He was also a constitutional unionist. No one surpassed this dominie in ardent nationalism and, after the Constitution was adopted in Philadelphia in 1787, support of the new frame of government. So deep were Witherspoon's convictions about federalism, nationalism, and representative government that (as Morrison astutely points out) the constitution of his Presbyterian Church that flowed from his pen that same year bears many commonalities with the federal constitution being created just down the street--about which, because of the secrecy in which it was written, Witherspoon knew nothing. This is just another indication of the immigrant Scot's absorption of fundamental American ways of thinking about government.

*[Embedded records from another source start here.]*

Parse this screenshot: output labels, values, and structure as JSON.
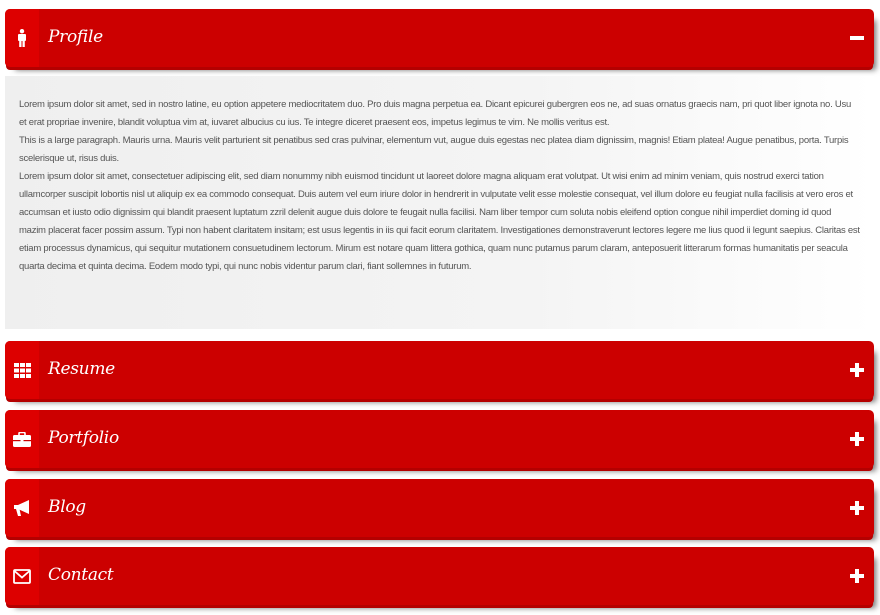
{
  "accordion": {
    "profile": {
      "title": "Profile",
      "icon": "person-icon",
      "expanded": true,
      "paragraphs": [
        "Lorem ipsum dolor sit amet, sed in nostro latine, eu option appetere mediocritatem duo. Pro duis magna perpetua ea. Dicant epicurei gubergren eos ne, ad suas ornatus graecis nam, pri quot liber ignota no. Usu et erat propriae invenire, blandit voluptua vim at, iuvaret albucius cu ius. Te integre diceret praesent eos, impetus legimus te vim. Ne mollis veritus est.",
        "This is a large paragraph. Mauris urna. Mauris velit parturient sit penatibus sed cras pulvinar, elementum vut, augue duis egestas nec platea diam dignissim, magnis! Etiam platea! Augue penatibus, porta. Turpis scelerisque ut, risus duis.",
        "Lorem ipsum dolor sit amet, consectetuer adipiscing elit, sed diam nonummy nibh euismod tincidunt ut laoreet dolore magna aliquam erat volutpat. Ut wisi enim ad minim veniam, quis nostrud exerci tation ullamcorper suscipit lobortis nisl ut aliquip ex ea commodo consequat. Duis autem vel eum iriure dolor in hendrerit in vulputate velit esse molestie consequat, vel illum dolore eu feugiat nulla facilisis at vero eros et accumsan et iusto odio dignissim qui blandit praesent luptatum zzril delenit augue duis dolore te feugait nulla facilisi. Nam liber tempor cum soluta nobis eleifend option congue nihil imperdiet doming id quod mazim placerat facer possim assum. Typi non habent claritatem insitam; est usus legentis in iis qui facit eorum claritatem. Investigationes demonstraverunt lectores legere me lius quod ii legunt saepius. Claritas est etiam processus dynamicus, qui sequitur mutationem consuetudinem lectorum. Mirum est notare quam littera gothica, quam nunc putamus parum claram, anteposuerit litterarum formas humanitatis per seacula quarta decima et quinta decima. Eodem modo typi, qui nunc nobis videntur parum clari, fiant sollemnes in futurum."
      ]
    },
    "resume": {
      "title": "Resume",
      "icon": "grid-icon",
      "expanded": false
    },
    "portfolio": {
      "title": "Portfolio",
      "icon": "briefcase-icon",
      "expanded": false
    },
    "blog": {
      "title": "Blog",
      "icon": "megaphone-icon",
      "expanded": false
    },
    "contact": {
      "title": "Contact",
      "icon": "envelope-icon",
      "expanded": false
    }
  },
  "colors": {
    "header": "#cc0000",
    "tab": "#dd0000",
    "content_bg": "#efefef",
    "text": "#555555"
  }
}
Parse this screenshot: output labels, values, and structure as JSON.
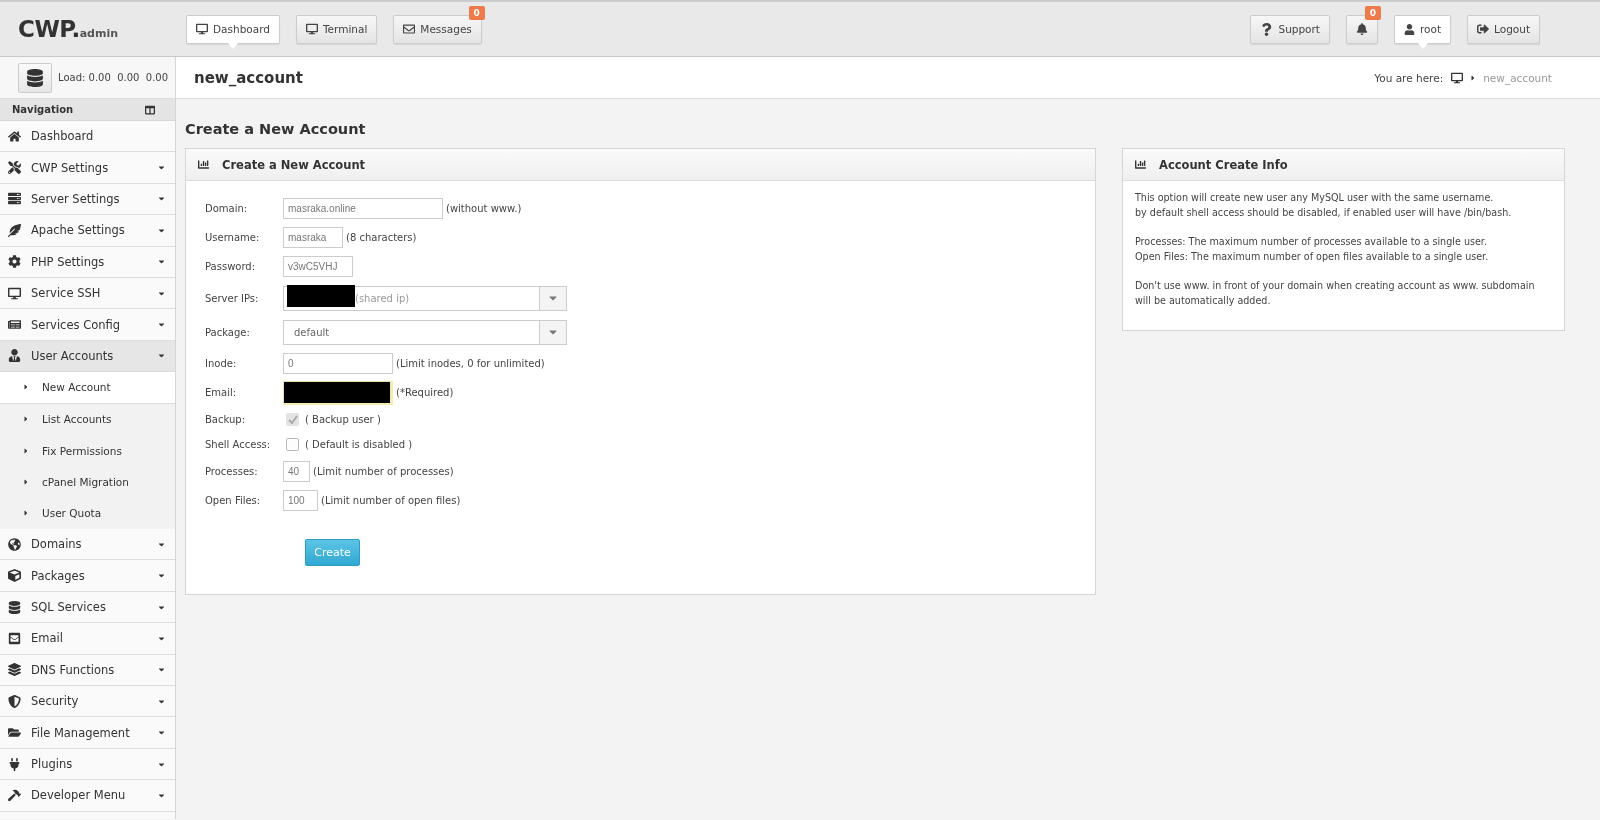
{
  "header": {
    "logo": {
      "main": "CWP.",
      "sub": "admin"
    },
    "nav_buttons": [
      {
        "label": "Dashboard",
        "selected": true
      },
      {
        "label": "Terminal",
        "selected": false
      },
      {
        "label": "Messages",
        "selected": false,
        "badge": "0"
      }
    ],
    "right_buttons": [
      {
        "label": "Support",
        "selected": false
      },
      {
        "selected": false,
        "badge": "0"
      },
      {
        "label": "root",
        "selected": true
      },
      {
        "label": "Logout",
        "selected": false
      }
    ]
  },
  "load": "Load: 0.00  0.00  0.00",
  "sidebar": {
    "title": "Navigation",
    "items": [
      {
        "label": "Dashboard",
        "kind": "link"
      },
      {
        "label": "CWP Settings",
        "kind": "menu"
      },
      {
        "label": "Server Settings",
        "kind": "menu"
      },
      {
        "label": "Apache Settings",
        "kind": "menu"
      },
      {
        "label": "PHP Settings",
        "kind": "menu"
      },
      {
        "label": "Service SSH",
        "kind": "menu"
      },
      {
        "label": "Services Config",
        "kind": "menu"
      },
      {
        "label": "User Accounts",
        "kind": "menu",
        "expanded": true,
        "children": [
          {
            "label": "New Account",
            "selected": true
          },
          {
            "label": "List Accounts",
            "selected": false
          },
          {
            "label": "Fix Permissions",
            "selected": false
          },
          {
            "label": "cPanel Migration",
            "selected": false
          },
          {
            "label": "User Quota",
            "selected": false
          }
        ]
      },
      {
        "label": "Domains",
        "kind": "menu"
      },
      {
        "label": "Packages",
        "kind": "menu"
      },
      {
        "label": "SQL Services",
        "kind": "menu"
      },
      {
        "label": "Email",
        "kind": "menu"
      },
      {
        "label": "DNS Functions",
        "kind": "menu"
      },
      {
        "label": "Security",
        "kind": "menu"
      },
      {
        "label": "File Management",
        "kind": "menu"
      },
      {
        "label": "Plugins",
        "kind": "menu"
      },
      {
        "label": "Developer Menu",
        "kind": "menu"
      }
    ]
  },
  "page": {
    "title": "new_account",
    "breadcrumb_label": "You are here:",
    "breadcrumb_current": "new_account",
    "heading": "Create a New Account"
  },
  "form_panel": {
    "title": "Create a New Account",
    "fields": [
      {
        "kind": "text",
        "label": "Domain:",
        "value": "masraka.online",
        "hint": "(without www.)"
      },
      {
        "kind": "text",
        "label": "Username:",
        "value": "masraka",
        "hint": "(8 characters)"
      },
      {
        "kind": "text",
        "label": "Password:",
        "value": "v3wC5VHJ"
      },
      {
        "kind": "select",
        "label": "Server IPs:",
        "redacted": true,
        "value": "(shared ip)"
      },
      {
        "kind": "select",
        "label": "Package:",
        "redacted": false,
        "value": "default"
      },
      {
        "kind": "text",
        "label": "Inode:",
        "value": "0",
        "hint": "(Limit inodes, 0 for unlimited)"
      },
      {
        "kind": "redacted",
        "label": "Email:",
        "hint": "(*Required)"
      },
      {
        "kind": "checkbox",
        "label": "Backup:",
        "checked": true,
        "disabled": true,
        "hint": "( Backup user )"
      },
      {
        "kind": "checkbox",
        "label": "Shell Access:",
        "checked": false,
        "disabled": false,
        "hint": "( Default is disabled )"
      },
      {
        "kind": "text",
        "label": "Processes:",
        "value": "40",
        "hint": "(Limit number of processes)"
      },
      {
        "kind": "text",
        "label": "Open Files:",
        "value": "100",
        "hint": "(Limit number of open files)"
      }
    ],
    "submit": "Create"
  },
  "info_panel": {
    "title": "Account Create Info",
    "paragraphs": [
      [
        "This option will create new user any MySQL user with the same username.",
        "by default shell access should be disabled, if enabled user will have /bin/bash."
      ],
      [
        "Processes: The maximum number of processes available to a single user.",
        "Open Files: The maximum number of open files available to a single user."
      ],
      [
        "Don't use www. in front of your domain when creating account as www. subdomain",
        "will be automatically added."
      ]
    ]
  }
}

Morrison's book, though written with unusual fluency and engagement, won't appeal to everyone. A political scientist, he doesn't write in literary cadences, and his subject's words can't please us as do the grand rhetorical flourishes of Jefferson, the fervor of Adams, or the brilliance of Hamilton. They're similar to Madison's drier, yet profounder, prose: great weight but little song. What's more, Morrison the scholar is at pains to place Witherspoon's life and works within the recent historiography of the political and constitutional developments of the early nation. That's important for anyone wishing to grasp the cleric's true and great significance in the nation's early years. But it doesn't guarantee a large audience for the book, or a new following for the man who is its focus.

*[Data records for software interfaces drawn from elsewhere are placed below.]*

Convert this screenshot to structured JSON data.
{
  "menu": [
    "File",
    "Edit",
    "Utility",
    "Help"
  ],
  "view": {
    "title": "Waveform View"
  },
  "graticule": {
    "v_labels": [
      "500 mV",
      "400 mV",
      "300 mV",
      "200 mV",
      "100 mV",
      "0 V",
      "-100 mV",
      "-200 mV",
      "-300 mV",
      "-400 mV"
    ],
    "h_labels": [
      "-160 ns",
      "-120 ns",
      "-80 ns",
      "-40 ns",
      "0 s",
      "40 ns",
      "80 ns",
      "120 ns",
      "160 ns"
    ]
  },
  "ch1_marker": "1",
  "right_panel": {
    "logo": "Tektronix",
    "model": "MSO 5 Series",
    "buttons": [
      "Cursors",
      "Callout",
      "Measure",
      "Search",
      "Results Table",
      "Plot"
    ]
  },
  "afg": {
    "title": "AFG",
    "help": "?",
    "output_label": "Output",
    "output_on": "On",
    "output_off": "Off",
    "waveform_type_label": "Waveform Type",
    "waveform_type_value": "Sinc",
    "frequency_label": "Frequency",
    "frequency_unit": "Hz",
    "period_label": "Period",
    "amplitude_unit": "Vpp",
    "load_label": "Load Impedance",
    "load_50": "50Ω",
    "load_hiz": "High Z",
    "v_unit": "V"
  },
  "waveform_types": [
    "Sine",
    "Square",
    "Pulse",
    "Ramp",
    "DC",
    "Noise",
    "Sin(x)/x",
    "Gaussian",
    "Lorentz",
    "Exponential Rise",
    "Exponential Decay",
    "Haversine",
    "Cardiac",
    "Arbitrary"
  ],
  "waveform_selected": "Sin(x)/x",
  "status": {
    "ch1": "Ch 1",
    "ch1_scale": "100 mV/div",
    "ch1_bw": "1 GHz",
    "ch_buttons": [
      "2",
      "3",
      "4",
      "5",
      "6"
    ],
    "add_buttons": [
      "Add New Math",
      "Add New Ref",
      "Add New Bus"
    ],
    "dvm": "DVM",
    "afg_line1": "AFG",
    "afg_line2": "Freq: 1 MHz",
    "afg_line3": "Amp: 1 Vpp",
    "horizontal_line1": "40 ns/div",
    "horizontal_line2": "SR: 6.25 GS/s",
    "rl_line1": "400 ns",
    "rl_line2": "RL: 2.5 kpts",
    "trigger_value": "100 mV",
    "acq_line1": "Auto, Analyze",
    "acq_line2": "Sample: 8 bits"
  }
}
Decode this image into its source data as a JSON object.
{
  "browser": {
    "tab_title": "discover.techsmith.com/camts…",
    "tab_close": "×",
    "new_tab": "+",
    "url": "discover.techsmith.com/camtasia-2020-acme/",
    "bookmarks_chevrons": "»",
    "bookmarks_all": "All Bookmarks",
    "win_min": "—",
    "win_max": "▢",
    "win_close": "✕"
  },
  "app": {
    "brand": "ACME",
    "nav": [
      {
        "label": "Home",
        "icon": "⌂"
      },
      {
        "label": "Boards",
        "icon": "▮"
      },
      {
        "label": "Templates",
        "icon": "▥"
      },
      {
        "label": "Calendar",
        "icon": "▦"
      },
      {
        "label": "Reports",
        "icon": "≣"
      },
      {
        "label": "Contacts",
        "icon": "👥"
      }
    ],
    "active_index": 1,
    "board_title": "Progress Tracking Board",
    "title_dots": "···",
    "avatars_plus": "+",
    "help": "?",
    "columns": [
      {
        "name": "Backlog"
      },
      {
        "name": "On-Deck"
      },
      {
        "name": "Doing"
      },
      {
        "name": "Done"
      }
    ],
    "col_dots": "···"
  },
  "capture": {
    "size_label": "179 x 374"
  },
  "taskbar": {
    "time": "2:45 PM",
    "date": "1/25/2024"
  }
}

And so while Morrison makes a strong, and entirely convincing, case for Witherspoon's neglected importance, the pastor is likely to remain in the shadows of his greater contemporaries. Part of the reason is that he didn't join with the bite and edge of so many of his contemporaries in the great ideological and political fights of his day but was, instead, content always to take the middle, quieter road. Whether he would have done battle with others had he lived beyond 1794, just as the bitterest partisan warfare in the nation's history broke out, can't be guessed with any confidence. But part of the reason for Witherspoon's comparative neglect is that while we associate him with the world-historical developments of his day--forming a nation, creating a republican constitution, establishing a new American church--we can't associate him with a particular partisan ideology or expression of faith.
Instead, he was a kind of grand generalist, joining and promoting, but not initiating, just about every major endeavor of his times. Like Jefferson, he steered his bark "with Hope in the head, leaving Fear astern." Like all his great contemporaries, Witherspoon was deeply engaged in the realities of his own day and rarely looked back. If he sought inspiration in his forebears in church and statecraft, he wasn't hawsered to the past, or to an earlier version of anything, but instead wrestled vigorously with his own time's complex problems, and differed from many of the other great figures of the moral tradition, yet endeavored to join his contemporaries in what the Founders thought to be the greatest of all endeavors: the creation and governance of a state.
That should be enough to earn him, as Morrison hopes, an honored and more widely acknowledged place in our history and memory.
James M. Banner Jr. is a cofounder of the National History Center and general editor of the forthcoming Encyclopedia of Washington, D.C.